The New York Times reported that Science Fiction authors Scott Sigler, Tee Morris, Mark Jeffrey, Evo Terro and Cory Doctorow are giving it away now for free. This time, the e version is podcasts or audiobooks read by the author and available at Podiobooks.com. The article speaks to the fact that the authors giving away books in order to gain an audience. This is hardly new news.
This was a much blogged about topic back in November of 2006 when Forbes published Cory Doctorow’s piece about the benefits of giving it away for free during November 2006’s special publishing edition. Late to the game much, NYT? (Although to give NYT some credit, the Business section, in 2005, did report on Warren Adler’s book, Death of a Washington Madame, which he released electronically for free via email, a chapter at a time).
In 2006, the New York Times reduced the size of its newspaper and reduced its staff by a third. Its revenue and profit at the time were flat from the previous year while internet revenue was increasing. Part of this is due to the fact that by the Times gets news, it’s old news. While the podcast idea is interesting, it’s been going on for several years on the internet.
Romances are conspicuously missing from Podiobooks.com.

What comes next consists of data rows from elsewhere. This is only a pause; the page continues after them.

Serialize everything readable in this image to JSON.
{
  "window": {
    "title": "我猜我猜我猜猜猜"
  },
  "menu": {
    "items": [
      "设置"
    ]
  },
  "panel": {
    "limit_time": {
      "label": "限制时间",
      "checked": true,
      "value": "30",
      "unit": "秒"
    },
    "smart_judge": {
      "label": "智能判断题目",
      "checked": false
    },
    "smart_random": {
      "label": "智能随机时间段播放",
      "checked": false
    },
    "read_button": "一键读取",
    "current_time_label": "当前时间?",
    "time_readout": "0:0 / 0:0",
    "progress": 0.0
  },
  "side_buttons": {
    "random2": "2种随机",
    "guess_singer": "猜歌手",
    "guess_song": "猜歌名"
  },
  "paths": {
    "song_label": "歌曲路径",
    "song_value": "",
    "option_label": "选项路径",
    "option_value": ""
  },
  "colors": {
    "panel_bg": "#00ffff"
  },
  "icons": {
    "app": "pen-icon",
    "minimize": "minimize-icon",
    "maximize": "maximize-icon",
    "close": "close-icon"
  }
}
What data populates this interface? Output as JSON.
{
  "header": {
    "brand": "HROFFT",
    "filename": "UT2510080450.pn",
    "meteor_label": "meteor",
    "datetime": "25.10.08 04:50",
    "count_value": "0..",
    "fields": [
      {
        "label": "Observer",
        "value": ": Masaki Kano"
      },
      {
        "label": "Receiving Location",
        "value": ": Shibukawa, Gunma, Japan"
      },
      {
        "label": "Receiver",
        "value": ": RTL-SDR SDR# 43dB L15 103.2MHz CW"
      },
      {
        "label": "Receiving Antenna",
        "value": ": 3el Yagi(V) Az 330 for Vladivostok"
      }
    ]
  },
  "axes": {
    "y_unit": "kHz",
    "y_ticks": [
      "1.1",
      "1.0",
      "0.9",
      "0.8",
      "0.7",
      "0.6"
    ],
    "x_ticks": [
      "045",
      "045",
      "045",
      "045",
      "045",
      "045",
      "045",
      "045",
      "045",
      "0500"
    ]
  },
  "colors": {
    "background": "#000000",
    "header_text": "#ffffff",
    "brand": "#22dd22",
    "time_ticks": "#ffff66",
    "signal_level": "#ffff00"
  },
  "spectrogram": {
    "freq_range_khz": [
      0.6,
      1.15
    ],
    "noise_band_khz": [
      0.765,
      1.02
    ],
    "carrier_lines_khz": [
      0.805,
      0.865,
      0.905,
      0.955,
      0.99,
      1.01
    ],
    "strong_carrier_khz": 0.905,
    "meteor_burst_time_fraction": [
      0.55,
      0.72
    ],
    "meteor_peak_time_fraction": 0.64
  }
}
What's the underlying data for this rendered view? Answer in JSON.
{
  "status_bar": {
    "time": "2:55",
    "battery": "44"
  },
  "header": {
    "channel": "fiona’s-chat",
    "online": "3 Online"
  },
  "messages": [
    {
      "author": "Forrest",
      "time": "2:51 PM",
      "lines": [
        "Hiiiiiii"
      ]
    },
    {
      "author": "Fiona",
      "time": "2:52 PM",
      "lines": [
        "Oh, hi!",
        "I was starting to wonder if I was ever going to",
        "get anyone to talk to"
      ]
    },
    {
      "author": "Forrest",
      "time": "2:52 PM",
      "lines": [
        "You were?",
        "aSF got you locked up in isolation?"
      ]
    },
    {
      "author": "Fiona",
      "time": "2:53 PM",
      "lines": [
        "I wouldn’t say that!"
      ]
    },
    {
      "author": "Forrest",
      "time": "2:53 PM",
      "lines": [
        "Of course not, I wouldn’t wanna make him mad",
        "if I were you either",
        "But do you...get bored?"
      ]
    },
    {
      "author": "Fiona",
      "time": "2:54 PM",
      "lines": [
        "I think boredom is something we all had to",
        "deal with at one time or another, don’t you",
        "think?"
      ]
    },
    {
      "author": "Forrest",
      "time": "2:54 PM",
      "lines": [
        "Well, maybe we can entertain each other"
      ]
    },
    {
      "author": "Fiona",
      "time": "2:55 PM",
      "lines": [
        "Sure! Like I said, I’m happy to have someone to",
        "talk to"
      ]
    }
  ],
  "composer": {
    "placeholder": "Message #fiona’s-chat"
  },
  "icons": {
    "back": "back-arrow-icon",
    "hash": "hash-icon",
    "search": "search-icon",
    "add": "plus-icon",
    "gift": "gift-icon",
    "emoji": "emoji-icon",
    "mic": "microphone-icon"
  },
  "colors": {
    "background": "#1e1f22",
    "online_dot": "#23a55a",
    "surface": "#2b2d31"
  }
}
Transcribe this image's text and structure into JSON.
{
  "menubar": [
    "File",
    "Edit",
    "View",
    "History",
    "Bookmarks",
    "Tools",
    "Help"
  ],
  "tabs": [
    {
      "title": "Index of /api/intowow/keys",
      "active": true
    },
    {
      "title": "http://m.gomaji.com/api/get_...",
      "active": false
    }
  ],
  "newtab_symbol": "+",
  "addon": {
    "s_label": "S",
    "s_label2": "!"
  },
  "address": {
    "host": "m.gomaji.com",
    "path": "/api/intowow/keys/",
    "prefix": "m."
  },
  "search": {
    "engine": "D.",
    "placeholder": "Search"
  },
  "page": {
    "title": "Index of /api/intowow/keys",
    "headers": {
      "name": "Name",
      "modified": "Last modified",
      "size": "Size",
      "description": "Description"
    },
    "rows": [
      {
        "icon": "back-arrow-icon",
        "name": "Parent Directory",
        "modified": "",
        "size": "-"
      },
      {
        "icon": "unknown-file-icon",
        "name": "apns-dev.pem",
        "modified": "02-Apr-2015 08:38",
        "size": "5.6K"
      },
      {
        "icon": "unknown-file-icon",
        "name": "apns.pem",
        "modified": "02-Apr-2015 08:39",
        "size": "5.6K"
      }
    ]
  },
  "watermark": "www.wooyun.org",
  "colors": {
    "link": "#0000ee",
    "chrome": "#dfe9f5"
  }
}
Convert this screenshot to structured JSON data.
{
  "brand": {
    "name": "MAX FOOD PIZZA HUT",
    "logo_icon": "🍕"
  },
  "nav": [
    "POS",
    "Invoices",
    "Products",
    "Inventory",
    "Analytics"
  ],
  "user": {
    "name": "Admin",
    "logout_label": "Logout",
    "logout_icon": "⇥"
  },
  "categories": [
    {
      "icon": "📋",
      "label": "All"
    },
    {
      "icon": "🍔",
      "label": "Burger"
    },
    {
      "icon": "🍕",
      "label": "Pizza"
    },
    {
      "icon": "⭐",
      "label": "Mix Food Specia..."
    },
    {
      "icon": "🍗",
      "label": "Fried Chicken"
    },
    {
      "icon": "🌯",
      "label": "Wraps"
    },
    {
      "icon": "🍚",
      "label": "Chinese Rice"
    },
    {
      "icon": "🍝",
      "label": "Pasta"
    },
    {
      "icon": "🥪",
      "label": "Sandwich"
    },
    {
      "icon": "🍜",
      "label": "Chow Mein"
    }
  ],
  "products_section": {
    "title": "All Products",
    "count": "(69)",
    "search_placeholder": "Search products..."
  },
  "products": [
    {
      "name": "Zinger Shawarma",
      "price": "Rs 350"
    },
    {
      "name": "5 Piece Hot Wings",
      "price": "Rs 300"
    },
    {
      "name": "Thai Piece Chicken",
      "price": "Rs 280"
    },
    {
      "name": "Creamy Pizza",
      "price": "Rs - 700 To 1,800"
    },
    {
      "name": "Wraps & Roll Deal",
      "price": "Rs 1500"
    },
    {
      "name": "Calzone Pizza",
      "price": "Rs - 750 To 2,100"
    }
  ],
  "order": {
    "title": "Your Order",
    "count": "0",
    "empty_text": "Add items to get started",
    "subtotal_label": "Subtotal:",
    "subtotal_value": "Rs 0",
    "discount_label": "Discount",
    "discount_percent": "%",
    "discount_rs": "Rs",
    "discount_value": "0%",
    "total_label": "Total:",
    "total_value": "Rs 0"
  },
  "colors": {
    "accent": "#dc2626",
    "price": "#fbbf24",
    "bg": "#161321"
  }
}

Sigler Site owner, Evo Terra, blames this on the technical deficiencies of romance authors. NYT didn’t really investigate any further . Dorchester author Sandra Schwab offers authorial podcasts, for free of course, which she began in March 2006. Schwab read original poems, short stories, and is currently in the process of reading of original fiction work called Betrayal. While romantic suspense Pocket author Michele Albert isn’t podcasting, she is giving away her previously published work, All Night Long, on her website, Inkalicious, and selling her other out of print title, Absolute Trouble, at lulu.com for $1.25 (which is almost like giving it away.
In measuring the genres who are doing innovation and who are not, I would have to point the finger against mystery authors. Perhaps the Poddio authors should have said that mystery authors aren’t living up the standards being set by romance and science fiction authors. In the Celebrity Death Match: Genre Fiction Style, I give 2 points to the romance authors, 2 to the science fiction authors (they get points deducted for just being wrong), 1 point to mystery authors for just actually writing, and 0 to the New York Times for not knowing what is going on and being way late to the game. The real issue burning in books these days is the same one going on in the music industry–DRM. I’d like to see the Times tackle that one.